■ **TASK ITEM**
Leave the images behind and copy every record exactly.

■ **RECORDS PROVIDED**
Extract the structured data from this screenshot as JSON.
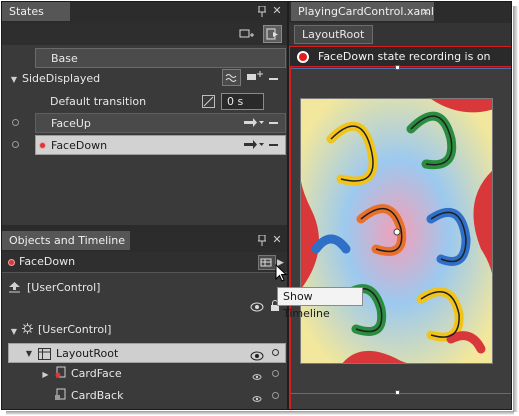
{
  "states_panel": {
    "title": "States",
    "base_label": "Base",
    "group_name": "SideDisplayed",
    "default_transition_label": "Default transition",
    "default_transition_value": "0 s",
    "states": [
      "FaceUp",
      "FaceDown"
    ]
  },
  "document": {
    "tab_title": "PlayingCardControl.xaml",
    "tab_close": "×",
    "breadcrumb": "LayoutRoot",
    "recording_text": "FaceDown state recording is on"
  },
  "objects_panel": {
    "title": "Objects and Timeline",
    "active_state": "FaceDown",
    "user_control_top": "[UserControl]",
    "user_control_tree": "[UserControl]",
    "layout_root": "LayoutRoot",
    "card_face": "CardFace",
    "card_back": "CardBack"
  },
  "tooltip": {
    "text": "Show Timeline"
  },
  "colors": {
    "recording_red": "#e21b1b",
    "panel_bg": "#3a3a3a",
    "selected_row": "#cccccc",
    "artboard_border": "#d21f1f"
  },
  "icons": [
    "pin-icon",
    "close-icon",
    "add-state-icon",
    "add-group-icon",
    "transition-icon",
    "remove-icon",
    "expand-icon",
    "collapse-icon",
    "eye-icon",
    "lock-icon",
    "timeline-icon",
    "record-icon",
    "cursor-icon"
  ]
}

■ **SOLVED PROBLEM**
Extract the structured data from this screenshot as JSON.
{
  "states_panel": {
    "title": "States",
    "base_label": "Base",
    "group_name": "SideDisplayed",
    "default_transition_label": "Default transition",
    "default_transition_value": "0 s",
    "states": [
      "FaceUp",
      "FaceDown"
    ]
  },
  "document": {
    "tab_title": "PlayingCardControl.xaml",
    "tab_close": "×",
    "breadcrumb": "LayoutRoot",
    "recording_text": "FaceDown state recording is on"
  },
  "objects_panel": {
    "title": "Objects and Timeline",
    "active_state": "FaceDown",
    "user_control_top": "[UserControl]",
    "user_control_tree": "[UserControl]",
    "layout_root": "LayoutRoot",
    "card_face": "CardFace",
    "card_back": "CardBack"
  },
  "tooltip": {
    "text": "Show Timeline"
  },
  "colors": {
    "recording_red": "#e21b1b",
    "panel_bg": "#3a3a3a",
    "selected_row": "#cccccc",
    "artboard_border": "#d21f1f"
  },
  "icons": [
    "pin-icon",
    "close-icon",
    "add-state-icon",
    "add-group-icon",
    "transition-icon",
    "remove-icon",
    "expand-icon",
    "collapse-icon",
    "eye-icon",
    "lock-icon",
    "timeline-icon",
    "record-icon",
    "cursor-icon"
  ]
}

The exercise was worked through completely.